How will it Affect us?

page 24

How will it Affect us?

Early in last year the Report of the Royal Commission on Reform stories and Industrial Schools was made public, considerable discussion upon its contents has followed, and the day is probably now not far distant when some attempt at legislation will be made. It would not be surprising if a Bill, founded upon the Report, were introduced during the present Session; indeed it would hardly be respectful to the members of the Commission if the matter were further delayed. But what will bo the nature of the Bill? and how will it affect the managers of these Institutions? Assuming, as seems reasonable, that the Bill will be framed upon the lines of the Report, we may, in a preliminary manner, deal with the question at the head of this paper—it can only be considered in detail when the actual Bill is before us. In the meanwhile some ground may be cleared.

1.The Managers of Reformatories and Industrial Schools are happily a large body, and capable, if united, of exerting a strong influence in Parliament. This power should be husbanded, and put forth only in connection with those vital questions upon which the opinions of managers are generally agreed.
2.It is likely to be as necessary to unite in support of some of the recommendations of the Commission, as in opposing others. This seems to have been lost sight of in one of the Conferences held last year, at which nearly all the resolutions proposed were of a negative character, and were carried with remarkable unanimity. The issue of the recent circular of the Home Secretary (see page 2) should be a warning to managers of the necessity that may arise of supporting the Recommendations rather than of opposing them.
3.In view of the fact that there is a great difference of opinion amongst managers upon many of the questions dealt with in the Report, it behaves them to select, as soon as possible, a few, and those the most important, and to strive to arrive at something like an agreement as to the best practical settlement of them.

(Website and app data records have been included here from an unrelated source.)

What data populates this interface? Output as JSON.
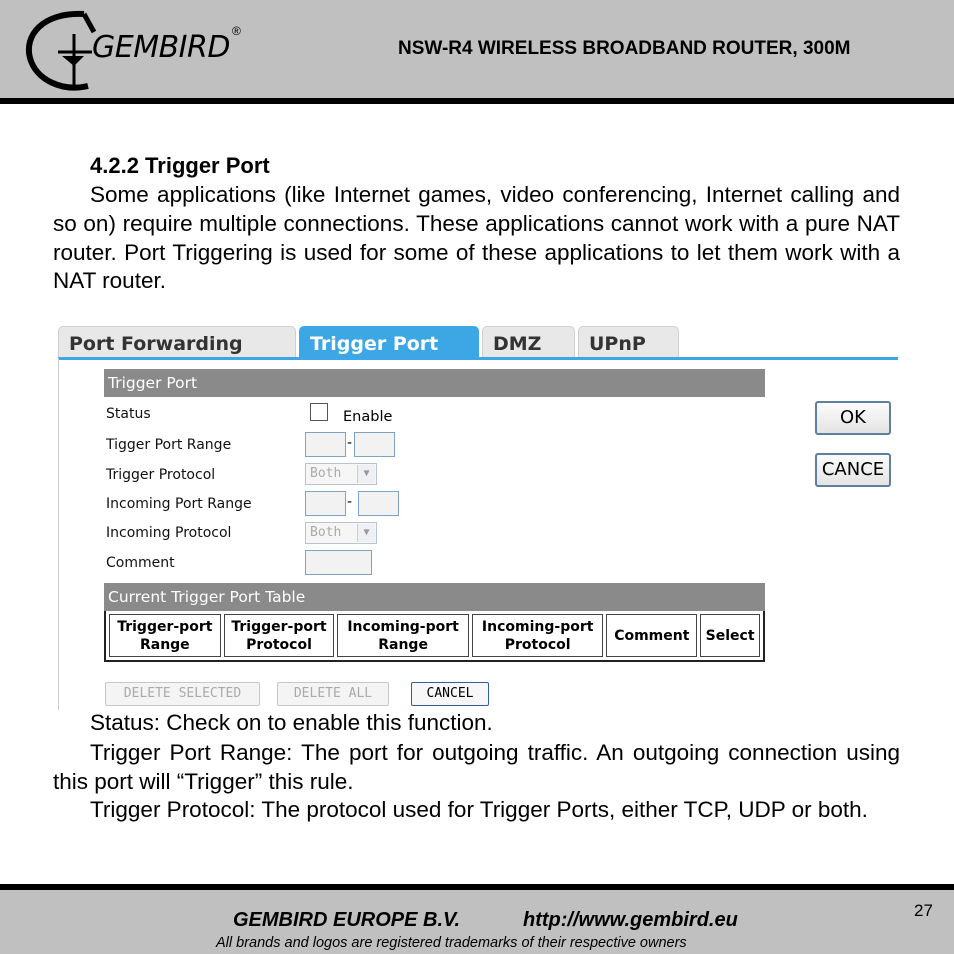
{
  "header": {
    "logo_text": "GEMBIRD",
    "logo_mark": "®",
    "doc_title": "NSW-R4 WIRELESS BROADBAND ROUTER, 300M"
  },
  "section": {
    "heading": "4.2.2 Trigger Port",
    "intro": "Some applications (like Internet games, video conferencing, Internet calling and so on) require multiple connections. These applications cannot work with a pure NAT router. Port Triggering is used for some of these applications to let them work with a NAT router."
  },
  "screenshot": {
    "tabs": [
      "Port Forwarding",
      "Trigger Port",
      "DMZ",
      "UPnP"
    ],
    "active_tab": "Trigger Port",
    "form_header": "Trigger Port",
    "labels": {
      "status": "Status",
      "trigger_range": "Tigger Port Range",
      "trigger_protocol": "Trigger Protocol",
      "incoming_range": "Incoming Port Range",
      "incoming_protocol": "Incoming Protocol",
      "comment": "Comment"
    },
    "enable_label": "Enable",
    "range_separator": "-",
    "trigger_protocol_value": "Both",
    "incoming_protocol_value": "Both",
    "ok_label": "OK",
    "cancel_label": "CANCE",
    "table_header": "Current Trigger Port Table",
    "columns": [
      "Trigger-port Range",
      "Trigger-port Protocol",
      "Incoming-port Range",
      "Incoming-port Protocol",
      "Comment",
      "Select"
    ],
    "delete_selected_label": "DELETE SELECTED",
    "delete_all_label": "DELETE ALL",
    "bottom_cancel_label": "CANCEL",
    "colors": {
      "tab_active": "#3da7e6",
      "section_header": "#8a8a8a"
    }
  },
  "descriptions": {
    "status": "Status: Check on to enable this function.",
    "trigger_range": "Trigger Port Range: The port for outgoing traffic. An outgoing connection using this port will “Trigger” this rule.",
    "trigger_protocol": "Trigger Protocol: The protocol used for Trigger Ports, either TCP, UDP or both."
  },
  "footer": {
    "company": "GEMBIRD EUROPE B.V.",
    "url": "http://www.gembird.eu",
    "note": "All brands and logos are registered trademarks of their respective owners",
    "page_number": "27"
  }
}
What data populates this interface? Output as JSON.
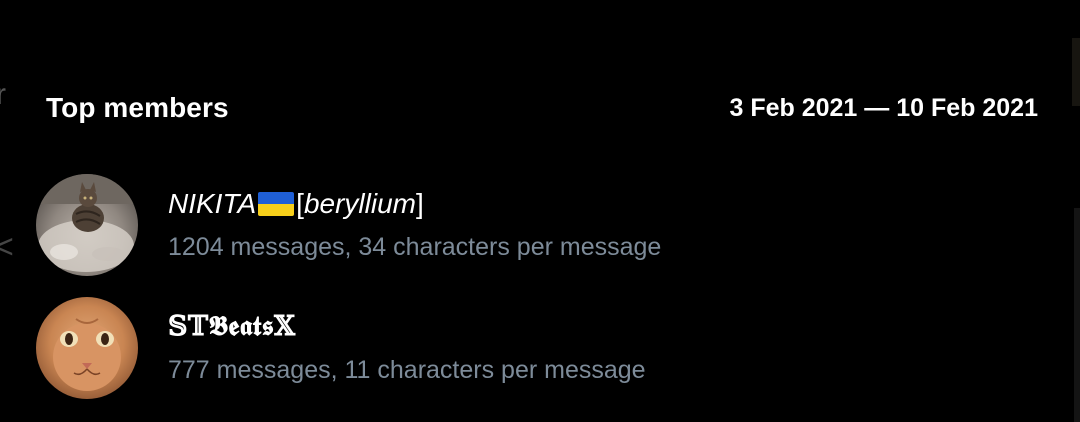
{
  "section": {
    "title": "Top members",
    "date_range": "3 Feb 2021 — 10 Feb 2021"
  },
  "members": [
    {
      "name_before_flag": "NIKITA",
      "flag": "ukraine-flag",
      "name_after_flag_open": "[",
      "name_after_flag_italic": "beryllium",
      "name_after_flag_close": "]",
      "stats": "1204 messages, 34 characters per message",
      "avatar": "tabby-cat-photo"
    },
    {
      "name": "𝕊𝕋𝕭𝖊𝖆𝖙𝖘𝕏",
      "stats": "777 messages, 11 characters per message",
      "avatar": "orange-cat-photo"
    }
  ],
  "colors": {
    "background": "#000000",
    "title_text": "#ffffff",
    "stats_text": "#7d8b99",
    "flag_blue": "#1f5fd6",
    "flag_yellow": "#f7cf1a"
  }
}
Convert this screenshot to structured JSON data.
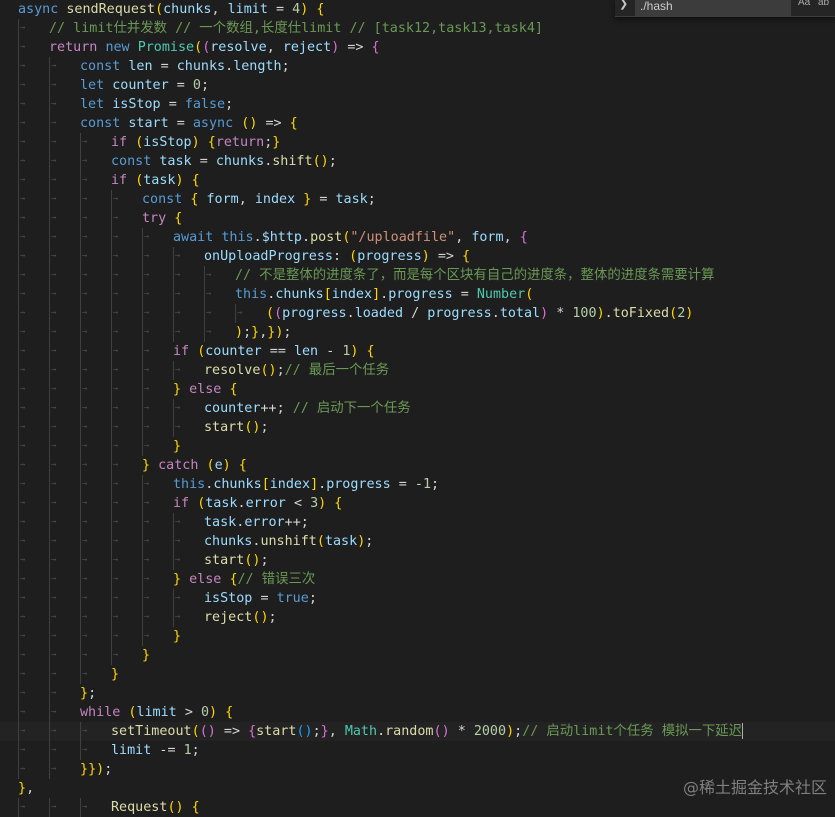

In other words, they should concentrate their forces without delay.

In selecting the subjects to be deemed urgent, due regard should be had to the chief aims of the Institutions and the means of maintaining them, and pre-eminence should be given to any proposals immediately affecting the reclamation of the children from their previous evil surroundings, and the education of "them in the fear of God and in the knowledge of the Holy Scriptures."

We think also that the voluntary character of the Institutions should be carefully preserved, and any attempt to interfere with it by the imposition of Government regulations affecting such minute details of internal management as would intrude upon the domestic happiness of the Homes should be jealously guarded against.

It was in this sense that the order for the placarding of punishments appeared to us abhorrent. The principle that a complete record of punishments should be systematically and intelligibly kept for reference is not one likely to be disputed; but the attempt to enforce the perpetual page 25 exhibition to the inmates of a list whether of rewards or punishments is an interference with the rights of voluntary management which should be unitedly resisted to the utmost. Many would prefer to resign their certificate rather than submit to such a regulation.

The points upon which, in accordance with the above remarks, united effort and influence seem most desirable and practical are:—
1.Parental control.
2.Ages on admission.
3.Capitation grants.
4.Uniformity in terms of detention.
5.Powers of Licensing.

There may be some other points upon which unanimity could be arrived at.

Amongst the more important subjects upon which such strong and opposite views are held that it seems impracticable to obtain a united opinion are:—
1.Punishment anterior to a committal to a Reformatory.
2.The Schoolmaster difficulty.